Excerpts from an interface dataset
--

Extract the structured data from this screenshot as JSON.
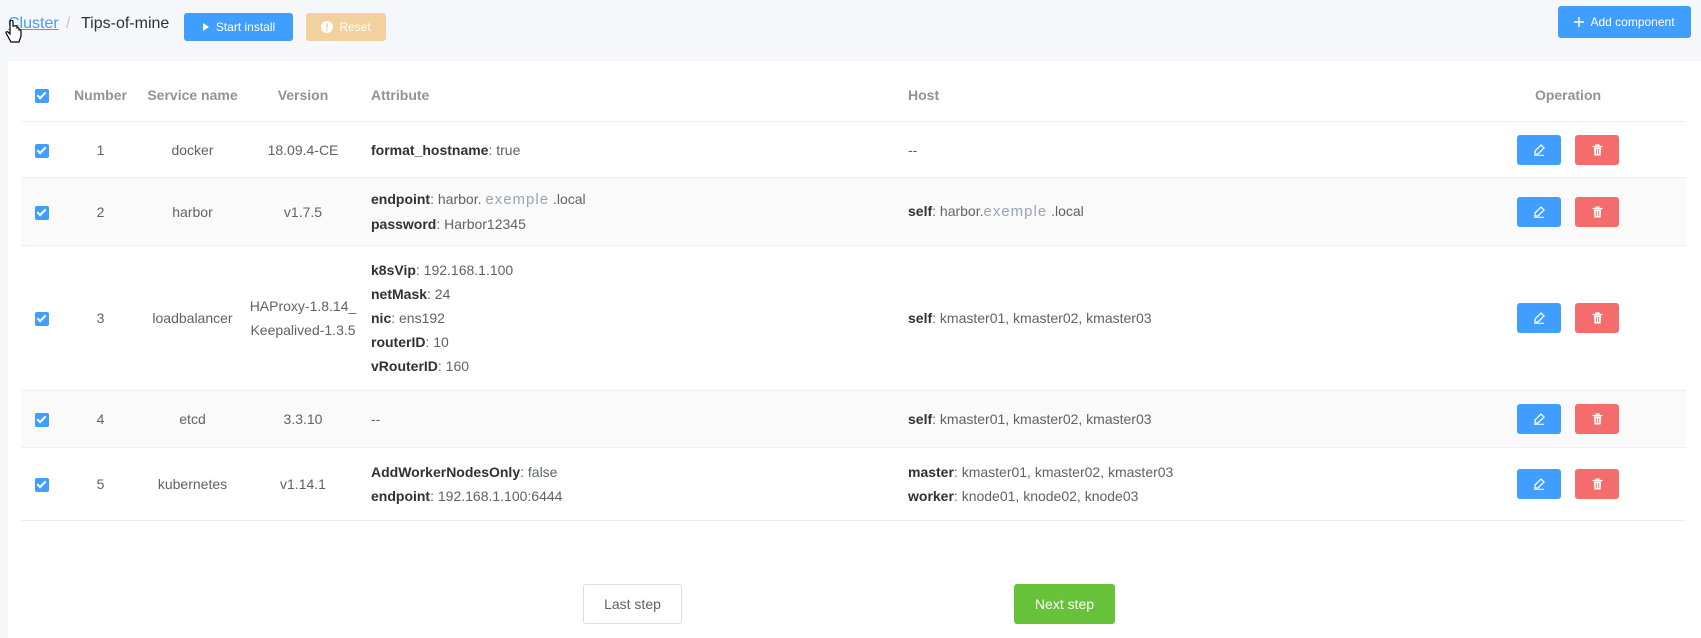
{
  "breadcrumb": {
    "root": "Cluster",
    "separator": "/",
    "current": "Tips-of-mine"
  },
  "toolbar": {
    "start_install": "Start install",
    "reset": "Reset",
    "add_component": "Add component"
  },
  "table": {
    "headers": {
      "number": "Number",
      "service": "Service name",
      "version": "Version",
      "attribute": "Attribute",
      "host": "Host",
      "operation": "Operation"
    },
    "rows": [
      {
        "number": "1",
        "service": "docker",
        "version": "18.09.4-CE",
        "attributes": [
          {
            "key": "format_hostname",
            "value": ": true"
          }
        ],
        "host_text": "--"
      },
      {
        "number": "2",
        "service": "harbor",
        "version": "v1.7.5",
        "attributes": [
          {
            "key": "endpoint",
            "value_pre": ": harbor.",
            "value_em": "exemple",
            "value_post": ".local"
          },
          {
            "key": "password",
            "value": ": Harbor12345"
          }
        ],
        "hosts": [
          {
            "key": "self",
            "value_pre": ": harbor.",
            "value_em": "exemple",
            "value_post": ".local"
          }
        ]
      },
      {
        "number": "3",
        "service": "loadbalancer",
        "version": "HAProxy-1.8.14_Keepalived-1.3.5",
        "attributes": [
          {
            "key": "k8sVip",
            "value": ": 192.168.1.100"
          },
          {
            "key": "netMask",
            "value": ": 24"
          },
          {
            "key": "nic",
            "value": ": ens192"
          },
          {
            "key": "routerID",
            "value": ": 10"
          },
          {
            "key": "vRouterID",
            "value": ": 160"
          }
        ],
        "hosts": [
          {
            "key": "self",
            "value": ": kmaster01, kmaster02, kmaster03"
          }
        ]
      },
      {
        "number": "4",
        "service": "etcd",
        "version": "3.3.10",
        "attribute_text": "--",
        "hosts": [
          {
            "key": "self",
            "value": ": kmaster01, kmaster02, kmaster03"
          }
        ]
      },
      {
        "number": "5",
        "service": "kubernetes",
        "version": "v1.14.1",
        "attributes": [
          {
            "key": "AddWorkerNodesOnly",
            "value": ": false"
          },
          {
            "key": "endpoint",
            "value": ": 192.168.1.100:6444"
          }
        ],
        "hosts": [
          {
            "key": "master",
            "value": ": kmaster01, kmaster02, kmaster03"
          },
          {
            "key": "worker",
            "value": ": knode01, knode02, knode03"
          }
        ]
      }
    ]
  },
  "footer": {
    "last_step": "Last step",
    "next_step": "Next step"
  },
  "colors": {
    "primary": "#409eff",
    "danger": "#f56c6c",
    "success": "#67c23a",
    "warning_light": "#f3d19e"
  }
}
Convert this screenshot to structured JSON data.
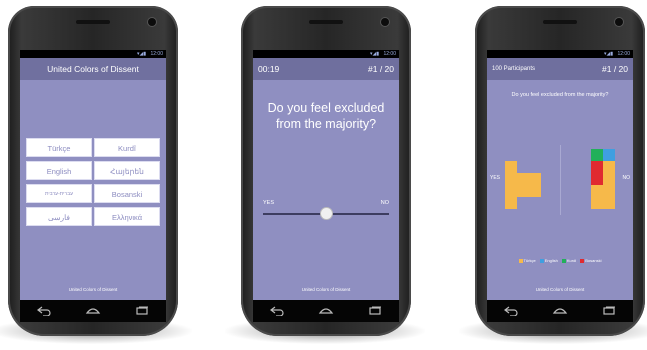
{
  "colors": {
    "background": "#8f8fc1",
    "header": "#70709f",
    "button_text": "#8c8cc0",
    "turkce": "#f6b94a",
    "english": "#3f9fe0",
    "kurdi": "#21b05a",
    "bosanski": "#e02a30"
  },
  "screen1": {
    "status_time": "12:00",
    "title": "United Colors of Dissent",
    "languages": [
      "Türkçe",
      "Kurdî",
      "English",
      "Հայերեն",
      "עברית-ערבית",
      "Bosanski",
      "فارسی",
      "Ελληνικά"
    ],
    "footer": "United Colors of Dissent"
  },
  "screen2": {
    "status_time": "12:00",
    "timer": "00:19",
    "progress": "#1 / 20",
    "question": "Do you feel excluded from the majority?",
    "slider_left": "YES",
    "slider_right": "NO",
    "slider_value": 0.5,
    "footer": "United Colors of Dissent"
  },
  "screen3": {
    "status_time": "12:00",
    "participants": "100 Participants",
    "progress": "#1 / 20",
    "question": "Do you feel excluded from the majority?",
    "label_yes": "YES",
    "label_no": "NO",
    "legend": [
      {
        "name": "Türkçe",
        "color": "#f6b94a"
      },
      {
        "name": "English",
        "color": "#3f9fe0"
      },
      {
        "name": "Kurdi",
        "color": "#21b05a"
      },
      {
        "name": "Bosanski",
        "color": "#e02a30"
      }
    ],
    "footer": "United Colors of Dissent"
  }
}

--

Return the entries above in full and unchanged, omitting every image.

Answer box:
Extract the structured data from this screenshot as JSON.
{
  "breadcrumb": {
    "root": "Cluster",
    "separator": "/",
    "current": "Tips-of-mine"
  },
  "toolbar": {
    "start_install": "Start install",
    "reset": "Reset",
    "add_component": "Add component"
  },
  "table": {
    "headers": {
      "number": "Number",
      "service": "Service name",
      "version": "Version",
      "attribute": "Attribute",
      "host": "Host",
      "operation": "Operation"
    },
    "rows": [
      {
        "number": "1",
        "service": "docker",
        "version": "18.09.4-CE",
        "attributes": [
          {
            "key": "format_hostname",
            "value": ": true"
          }
        ],
        "host_text": "--"
      },
      {
        "number": "2",
        "service": "harbor",
        "version": "v1.7.5",
        "attributes": [
          {
            "key": "endpoint",
            "value_pre": ": harbor.",
            "value_em": "exemple",
            "value_post": ".local"
          },
          {
            "key": "password",
            "value": ": Harbor12345"
          }
        ],
        "hosts": [
          {
            "key": "self",
            "value_pre": ": harbor.",
            "value_em": "exemple",
            "value_post": ".local"
          }
        ]
      },
      {
        "number": "3",
        "service": "loadbalancer",
        "version": "HAProxy-1.8.14_Keepalived-1.3.5",
        "attributes": [
          {
            "key": "k8sVip",
            "value": ": 192.168.1.100"
          },
          {
            "key": "netMask",
            "value": ": 24"
          },
          {
            "key": "nic",
            "value": ": ens192"
          },
          {
            "key": "routerID",
            "value": ": 10"
          },
          {
            "key": "vRouterID",
            "value": ": 160"
          }
        ],
        "hosts": [
          {
            "key": "self",
            "value": ": kmaster01, kmaster02, kmaster03"
          }
        ]
      },
      {
        "number": "4",
        "service": "etcd",
        "version": "3.3.10",
        "attribute_text": "--",
        "hosts": [
          {
            "key": "self",
            "value": ": kmaster01, kmaster02, kmaster03"
          }
        ]
      },
      {
        "number": "5",
        "service": "kubernetes",
        "version": "v1.14.1",
        "attributes": [
          {
            "key": "AddWorkerNodesOnly",
            "value": ": false"
          },
          {
            "key": "endpoint",
            "value": ": 192.168.1.100:6444"
          }
        ],
        "hosts": [
          {
            "key": "master",
            "value": ": kmaster01, kmaster02, kmaster03"
          },
          {
            "key": "worker",
            "value": ": knode01, knode02, knode03"
          }
        ]
      }
    ]
  },
  "footer": {
    "last_step": "Last step",
    "next_step": "Next step"
  },
  "colors": {
    "primary": "#409eff",
    "danger": "#f56c6c",
    "success": "#67c23a",
    "warning_light": "#f3d19e"
  }
}
Convert this screenshot to structured JSON data.
{
  "colors": {
    "background": "#8f8fc1",
    "header": "#70709f",
    "button_text": "#8c8cc0",
    "turkce": "#f6b94a",
    "english": "#3f9fe0",
    "kurdi": "#21b05a",
    "bosanski": "#e02a30"
  },
  "screen1": {
    "status_time": "12:00",
    "title": "United Colors of Dissent",
    "languages": [
      "Türkçe",
      "Kurdî",
      "English",
      "Հայերեն",
      "עברית-ערבית",
      "Bosanski",
      "فارسی",
      "Ελληνικά"
    ],
    "footer": "United Colors of Dissent"
  },
  "screen2": {
    "status_time": "12:00",
    "timer": "00:19",
    "progress": "#1 / 20",
    "question": "Do you feel excluded from the majority?",
    "slider_left": "YES",
    "slider_right": "NO",
    "slider_value": 0.5,
    "footer": "United Colors of Dissent"
  },
  "screen3": {
    "status_time": "12:00",
    "participants": "100 Participants",
    "progress": "#1 / 20",
    "question": "Do you feel excluded from the majority?",
    "label_yes": "YES",
    "label_no": "NO",
    "legend": [
      {
        "name": "Türkçe",
        "color": "#f6b94a"
      },
      {
        "name": "English",
        "color": "#3f9fe0"
      },
      {
        "name": "Kurdi",
        "color": "#21b05a"
      },
      {
        "name": "Bosanski",
        "color": "#e02a30"
      }
    ],
    "footer": "United Colors of Dissent"
  }
}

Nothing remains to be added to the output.